▶ What is needed:
Give a verbatim quotation of every record.

• • • • •

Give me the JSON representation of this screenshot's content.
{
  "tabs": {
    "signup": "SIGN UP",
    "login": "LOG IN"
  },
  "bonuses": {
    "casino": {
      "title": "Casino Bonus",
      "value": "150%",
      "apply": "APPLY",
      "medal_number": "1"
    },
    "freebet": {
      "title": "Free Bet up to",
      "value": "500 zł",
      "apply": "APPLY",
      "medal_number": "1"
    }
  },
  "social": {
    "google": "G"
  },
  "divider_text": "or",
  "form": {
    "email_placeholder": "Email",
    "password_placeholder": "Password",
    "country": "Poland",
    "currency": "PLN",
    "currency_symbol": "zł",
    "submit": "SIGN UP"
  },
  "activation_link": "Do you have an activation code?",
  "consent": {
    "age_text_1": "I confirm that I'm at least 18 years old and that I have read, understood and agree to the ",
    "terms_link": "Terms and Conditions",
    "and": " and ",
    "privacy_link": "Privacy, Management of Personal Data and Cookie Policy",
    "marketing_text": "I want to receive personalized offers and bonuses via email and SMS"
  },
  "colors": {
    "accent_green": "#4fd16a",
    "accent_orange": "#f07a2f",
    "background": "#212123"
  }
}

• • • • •

▶ Exercise output:
Give me the JSON representation of this screenshot's content.
{
  "tabs": {
    "signup": "SIGN UP",
    "login": "LOG IN"
  },
  "bonuses": {
    "casino": {
      "title": "Casino Bonus",
      "value": "150%",
      "apply": "APPLY",
      "medal_number": "1"
    },
    "freebet": {
      "title": "Free Bet up to",
      "value": "500 zł",
      "apply": "APPLY",
      "medal_number": "1"
    }
  },
  "social": {
    "google": "G"
  },
  "divider_text": "or",
  "form": {
    "email_placeholder": "Email",
    "password_placeholder": "Password",
    "country": "Poland",
    "currency": "PLN",
    "currency_symbol": "zł",
    "submit": "SIGN UP"
  },
  "activation_link": "Do you have an activation code?",
  "consent": {
    "age_text_1": "I confirm that I'm at least 18 years old and that I have read, understood and agree to the ",
    "terms_link": "Terms and Conditions",
    "and": " and ",
    "privacy_link": "Privacy, Management of Personal Data and Cookie Policy",
    "marketing_text": "I want to receive personalized offers and bonuses via email and SMS"
  },
  "colors": {
    "accent_green": "#4fd16a",
    "accent_orange": "#f07a2f",
    "background": "#212123"
  }
}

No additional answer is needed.